NAPLES — First it was the Disney Store, then Ted's Montana Grill, then the Gap that left Coastland Center mall in Naples.
The longstanding McDonald's took down its iconic arch and left the food court, and now Pate's House of Prime Rib – which opened six months ago in the space left behind by Ted's – has become the latest business to close its doors at Coastland.
But the store closings the Naples center has seen in recent years aren't unusual for indoor malls across the country, which researchers say are losing retailers and drawing fewer customers. In the last quarter of 2011, the nearly 1,500 enclosed malls in the U.S. had the highest vacancy rate in 10 years, according to research firm Reis.
"There's no demand like there used to be at all," said Britt Beemer, founder of America's Research Group, which monitors industry trends. "That's the problem."
Major retailers are eliminating their unprofitable stores, Beemer said, and enclosed malls are struggling to find replacements for them.
However, that's not the case at Coastland, which just nabbed H&M, the world's No. 2 largest clothing retailer, to fill 20,000 square feet of vacancies. The mall's owners hope the store's presence will give Coastland a boost to maintain its place against newer open-mall competition — Gulf Coast Town Center in San Carlos Park, Coconut Point in Estero and the Mercato in North Naples.
"It's high fashion at a low price point, so I think that it'll bring shoppers," Melissa Wolf, marketing manager at Coastland, said of H&M. "I think everybody's excited about it, I really do."
Wolf said the mall has been able to quickly fill its vacancies and is doing well. Many of the vacant spots at Coastland have barricades that announce the name of a new store moving in.
The Naples mall stands out from Southwest Florida's other shopping destinations, Wolf said, because it offers more affordable merchandise.
The business owners who closed their Coastland locations said they simply weren't turning enough of a profit, and could no longer pay the rising costs of being in the mall.
After watching sales fall significantly, Larry Pendleton "had no choice" but to close his store, Cutlery World, in January.
"Everything happened at once," Pendleton said.

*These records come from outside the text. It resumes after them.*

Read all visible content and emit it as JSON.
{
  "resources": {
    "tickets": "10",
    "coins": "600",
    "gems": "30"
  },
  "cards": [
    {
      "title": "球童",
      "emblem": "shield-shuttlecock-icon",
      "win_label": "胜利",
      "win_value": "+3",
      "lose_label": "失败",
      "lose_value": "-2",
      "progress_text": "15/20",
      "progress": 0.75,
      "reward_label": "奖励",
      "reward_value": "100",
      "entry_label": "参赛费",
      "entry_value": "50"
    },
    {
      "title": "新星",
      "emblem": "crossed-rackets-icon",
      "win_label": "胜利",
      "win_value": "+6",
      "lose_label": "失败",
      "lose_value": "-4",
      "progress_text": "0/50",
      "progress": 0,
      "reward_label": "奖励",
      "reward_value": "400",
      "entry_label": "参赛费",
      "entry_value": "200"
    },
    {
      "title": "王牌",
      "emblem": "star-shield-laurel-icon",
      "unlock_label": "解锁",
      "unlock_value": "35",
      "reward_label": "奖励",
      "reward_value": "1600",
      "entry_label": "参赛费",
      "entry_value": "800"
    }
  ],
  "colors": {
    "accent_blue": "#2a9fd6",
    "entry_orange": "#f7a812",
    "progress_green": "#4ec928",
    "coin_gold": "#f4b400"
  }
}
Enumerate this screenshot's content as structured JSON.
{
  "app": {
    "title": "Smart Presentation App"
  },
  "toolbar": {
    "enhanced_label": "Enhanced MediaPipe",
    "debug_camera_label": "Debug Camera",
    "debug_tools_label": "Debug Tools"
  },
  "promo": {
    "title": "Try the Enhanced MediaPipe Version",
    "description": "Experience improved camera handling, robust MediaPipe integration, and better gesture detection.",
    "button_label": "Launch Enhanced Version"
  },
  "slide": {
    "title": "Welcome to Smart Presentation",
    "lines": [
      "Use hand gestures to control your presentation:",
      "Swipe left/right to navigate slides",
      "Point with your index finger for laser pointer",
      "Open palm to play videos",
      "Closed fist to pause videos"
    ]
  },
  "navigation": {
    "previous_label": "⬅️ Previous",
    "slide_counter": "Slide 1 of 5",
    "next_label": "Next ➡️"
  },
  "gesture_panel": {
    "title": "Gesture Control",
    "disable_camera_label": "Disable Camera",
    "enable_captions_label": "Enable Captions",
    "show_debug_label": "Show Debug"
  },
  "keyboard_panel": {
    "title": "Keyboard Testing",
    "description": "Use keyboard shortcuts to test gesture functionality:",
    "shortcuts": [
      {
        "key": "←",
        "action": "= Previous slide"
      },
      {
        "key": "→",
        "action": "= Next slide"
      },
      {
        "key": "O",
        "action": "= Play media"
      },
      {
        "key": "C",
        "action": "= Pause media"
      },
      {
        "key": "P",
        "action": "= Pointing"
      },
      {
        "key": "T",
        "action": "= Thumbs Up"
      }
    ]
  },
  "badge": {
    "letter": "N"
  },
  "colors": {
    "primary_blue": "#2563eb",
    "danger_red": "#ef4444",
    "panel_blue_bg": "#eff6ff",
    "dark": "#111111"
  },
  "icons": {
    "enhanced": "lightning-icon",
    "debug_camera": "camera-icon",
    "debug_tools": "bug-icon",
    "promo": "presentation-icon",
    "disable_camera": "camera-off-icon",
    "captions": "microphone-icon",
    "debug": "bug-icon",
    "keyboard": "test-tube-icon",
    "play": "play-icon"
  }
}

Online sales took off, the economy tanked and the area's other shopping centers opened – all within the same time frame beginning in 2006, said Pendleton, who owned the store for more than 20 years.
The changes were significant, he said. Coastland had long been the area's only shopping destination.
"Look, when we came here 20 years ago, the mall was the only game in town," he said. "If you wanted to go shopping, you had to go to Coastland – that was it. There was no competition."
Pendleton said the new competition, combined with the down economy and popularity of online shopping, took a toll on Coastland and on his store. He and his wife, Rosalie, took their business on the road and now host sharpening events and have a drop-off service.
"The reality was, revenue has dropped since 2006, costs have gone up since 2006," Pendleton said. "One and one doesn't add up to two anymore. It wasn't economically viable to stay in that mall."
Other business owners gave similar explanations for their decision to leave the mall.
"If your traffic stays about the same and your expenses keep going up, what happens to your profit? It keeps going down," said Mike Adams, McDonald's area owner/operator.
Coastland fought back against the newer shopping centers with renovations that increased its size and updated its look.
Even though the newer, outdoor shopping centers in Southwest Florida have vacancies, too, some say indoor malls appear to be a concept that's simply past its time.
"No matter how you try to fix it up, it's like taking an '85 Chevy and giving it a new paint job," said John Lautemann, who said he owns several shopping centers and was shopping at Coconut Point on a recent weeknight. "When you get in the car, it's still an '85 Chevy."
Beemer said there are too many indoor malls in the U.S., and as retailers continue eliminating unprofitable stores, malls will continue to disappear or be repurposed.
About a third of the malls' former customers have stopped shopping at malls, with many favoring lower-cost options, Beemer said.
In 2010, Wal-Mart Stores Inc. was the highest grossing retailer, earning $405 billion in sales, according to the International Council of Shopping Centers.
"If one out of four would close," Beemer said of indoor malls, "nobody would miss them."
Few expect that to be Coastland's fate. Wolf said the fact H&M is opening a store there shows the mall is having success. And, she said, Coastland has added employees and is starting to host more events.
Stanly Pate, who owns Pate's House of Prime Rib, said he's hopeful the restaurant will be able to reopen at Coastland. A sign on the door says the restaurant is closed – but perhaps not permanently.
Barbara DiLorenzo, a Naples resident who frequents Coastland, said she's confident it will last for years to come.
"It's the only mall near here," she said. "There's no other big mall in Naples."
And that – the mall's prime location – will keep it going, Lautemann said. It also gives Coastland's owners an opportunity."The land there is unbelievably great," Lautemann said. "Why not do something great with it?"